Aimé Lachapelle is Managing Partner of Emerton Data. He has over 15 years of experience in initiating and leading large Data & Artificial Intelligence projects in multiple environments: from the start-up (MFG Labs) to the large corporation (AXA), and to digital consulting.
Before co-founding Emerton Data, Aimé was Principal & Director of Data Science at Capgemini Invent, where he advised large organizations regarding the design and the implementation of data transformation strategies. He conducted end-to-end projects involving data and technology, focusing on value delivering.
Aimé has a deep expertise digital & data strategy, data factory set-up, data-driven pricing, supply chain, quantitative marketing, advanced analytics and data science.
He has in-depth sector knowledge in insurance & bank, agri-food industry, energy, aero industry, and consumer goods.
Aimé holds a Ph.D. in Applied Mathematics from Université Paris-Dauphine, followed by a 1-year post-doctorate at Princeton University. He published several scientific articles in first class peer-reviewed journals. Aimé’s research has always been very close to real world applications. Since he is in the business, he is convinced that there is an under-used potential to build fruitful collaborations between the business and academia. He launched three such initiatives in data science, two of them are currently leading to innovative start-up businesses.
If deep learning will definitely play a crucial role in automation and improvement of the daily insurer operations involving image, text, and audio processing, it is not expected in the mid-term to deeply impact the core insurer business related to risk management.
The aim of this short paper is to share a point of view on the use of deep learning technologies in the insurance sector.
The unique analysis of data from more than 30 billion geolocalized steps, carried out jointly by Emerton Data and WeWard, sheds light on the various mobility phenomena observed since the announcement of confinement in France.
The results presented in this report provide food for thought on the one hand on the implications of a generalized and uniform confinement across the country, and on the other hand on the methods of implementing deconfinement or a revised confinement. The announcement of confinement, made a few days before its effective date, provoked many long-distance pre-confinement trips: around 20% of French people changed departments, mainly in the departments adjoining their place of residence.
To what extent does this massive departure for the 18-45 age group concern family reunification with parents who are vulnerable to covid-19?
It is time to acknowledge the challenges to delivering significant impact from the use of AI in manufacturing industries.
One of the main causes derives from a prevalent mistake: AI & data tools have not been effectively conceived, neither marketed, as services for operators in factories, resulting in poor adoption and in worst cases in mistrust behaviors. In factories, humans will be playing a core role for a while, and their “customer” needs and “customer” experience have to be carefully addressed and marketed in the plant when designing AI & data tools. This is a key success factor to massive adoption of AI solutions in the coming years.This short paper is based on Emerton Data research and analysis, and on numerous interviews with industry experts and solutions providers.
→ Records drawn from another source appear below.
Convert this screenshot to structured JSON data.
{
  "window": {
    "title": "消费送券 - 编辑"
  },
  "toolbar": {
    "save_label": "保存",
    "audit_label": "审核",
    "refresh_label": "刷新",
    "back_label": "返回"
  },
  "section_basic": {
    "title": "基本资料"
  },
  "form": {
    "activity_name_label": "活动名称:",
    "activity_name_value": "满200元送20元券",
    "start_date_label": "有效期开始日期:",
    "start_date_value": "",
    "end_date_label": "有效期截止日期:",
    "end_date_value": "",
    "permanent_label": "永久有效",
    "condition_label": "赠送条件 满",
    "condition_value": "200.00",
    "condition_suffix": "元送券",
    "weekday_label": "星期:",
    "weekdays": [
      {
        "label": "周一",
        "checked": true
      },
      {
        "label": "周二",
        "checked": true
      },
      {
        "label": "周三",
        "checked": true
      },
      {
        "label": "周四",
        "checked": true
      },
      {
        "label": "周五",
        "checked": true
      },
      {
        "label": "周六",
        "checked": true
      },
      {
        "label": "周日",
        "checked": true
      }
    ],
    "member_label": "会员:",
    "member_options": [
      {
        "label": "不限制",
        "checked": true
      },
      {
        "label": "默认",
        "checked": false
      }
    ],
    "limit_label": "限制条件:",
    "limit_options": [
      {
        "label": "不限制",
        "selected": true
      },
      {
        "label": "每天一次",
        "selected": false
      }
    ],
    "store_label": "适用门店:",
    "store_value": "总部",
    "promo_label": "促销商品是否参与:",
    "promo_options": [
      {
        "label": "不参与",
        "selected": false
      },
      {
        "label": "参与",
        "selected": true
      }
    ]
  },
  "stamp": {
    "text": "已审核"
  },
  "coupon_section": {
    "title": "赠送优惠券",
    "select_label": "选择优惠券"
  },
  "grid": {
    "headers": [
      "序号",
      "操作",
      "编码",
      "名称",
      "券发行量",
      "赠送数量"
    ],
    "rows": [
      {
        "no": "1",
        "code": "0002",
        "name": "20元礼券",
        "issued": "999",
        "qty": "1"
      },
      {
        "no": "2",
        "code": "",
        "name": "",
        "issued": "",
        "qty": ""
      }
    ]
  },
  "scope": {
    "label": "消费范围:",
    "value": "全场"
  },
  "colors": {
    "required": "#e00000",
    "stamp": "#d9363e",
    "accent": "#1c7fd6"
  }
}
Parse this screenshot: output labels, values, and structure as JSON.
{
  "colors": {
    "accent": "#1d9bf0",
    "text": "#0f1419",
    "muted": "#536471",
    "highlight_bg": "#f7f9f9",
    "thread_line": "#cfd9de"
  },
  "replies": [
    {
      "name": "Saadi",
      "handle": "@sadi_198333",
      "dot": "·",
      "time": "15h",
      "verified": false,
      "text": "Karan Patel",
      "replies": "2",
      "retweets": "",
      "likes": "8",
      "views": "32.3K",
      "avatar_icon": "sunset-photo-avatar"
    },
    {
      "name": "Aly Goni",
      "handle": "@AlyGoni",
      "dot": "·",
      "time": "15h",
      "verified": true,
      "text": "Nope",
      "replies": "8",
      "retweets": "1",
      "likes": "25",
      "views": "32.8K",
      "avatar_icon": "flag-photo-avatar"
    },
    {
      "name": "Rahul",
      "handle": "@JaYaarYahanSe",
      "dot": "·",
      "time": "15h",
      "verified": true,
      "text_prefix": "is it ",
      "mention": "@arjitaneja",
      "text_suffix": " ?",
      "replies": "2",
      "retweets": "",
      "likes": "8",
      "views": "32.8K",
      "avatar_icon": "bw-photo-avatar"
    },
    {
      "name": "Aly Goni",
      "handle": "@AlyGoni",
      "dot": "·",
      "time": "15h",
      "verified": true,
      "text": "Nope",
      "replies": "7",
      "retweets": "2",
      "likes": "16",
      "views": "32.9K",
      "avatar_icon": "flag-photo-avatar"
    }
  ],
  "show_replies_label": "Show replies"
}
It provides an overview of promising AI use cases and solutions for manufacturing, and detailed hints to unlock the value potential.
An increasing reliance on Artificial Intelligence for decision making is driving financial institutions, regulators, and supervisors towards a clarification of sources and control of risks. These risks were either already present (but marginal) or even non-existent in the usual model risk management framework. In a context where the use of machine learning is becoming massive and industrialized across banks and insurance companies, problematics such as interpretability and dynamic monitoring, robustness, ethics, bias and fairness require a specific attention.
Although all these topics are becoming active academic research topics and business innovation fields, their rigorous analysis from the model risk point of view remains at its early stage. A close collaboration between academics, regulator experts and private sector professionals can accelerate finding pragmatic answers to multiple important questions, e.g. how to interpret outputs of black-box models? How to monitor machine learning models in time? When and why do they deviate? How to control the discrimination incurred by the algorithms? How to prevent the effects on decisions of input data changes or data falsification?
This short paper is based on Emerton Data research and analysis and provides an introduction to the newly raised problematics of machine learning risks and ethics, with a focus on insurance and more generally on financial services, probably the most mature sectors, even if these problematics will soon affect all industries.
This paper introduces X-SHAP, a model-agnostic method that assesses multiplicative contributions of variables for both local and global predictions.
This methodtheoretically and operationally extends the so-called additive SHAP approach. Itproves useful underlying multiplicative interactions of factors, typically arisingin sectors where Generalized Linear Models are traditionally used, such as ininsurance or biology.
We test the method on various datasets and propose a set oftechniques based on individual X-SHAP contributions to build aggregated multiplicative contributions and to capture multiplicative feature importance, that wecompare to traditional techniques.
It is commonly acknowledged that healthcare data has tremendous potential as a tool to improve overall public health and unlock significant innovation in both the public and private healthcare sectors. Use cases based on the sharing and processing of healthcare data (e.g., machine learning, AI, etc.) are numerous.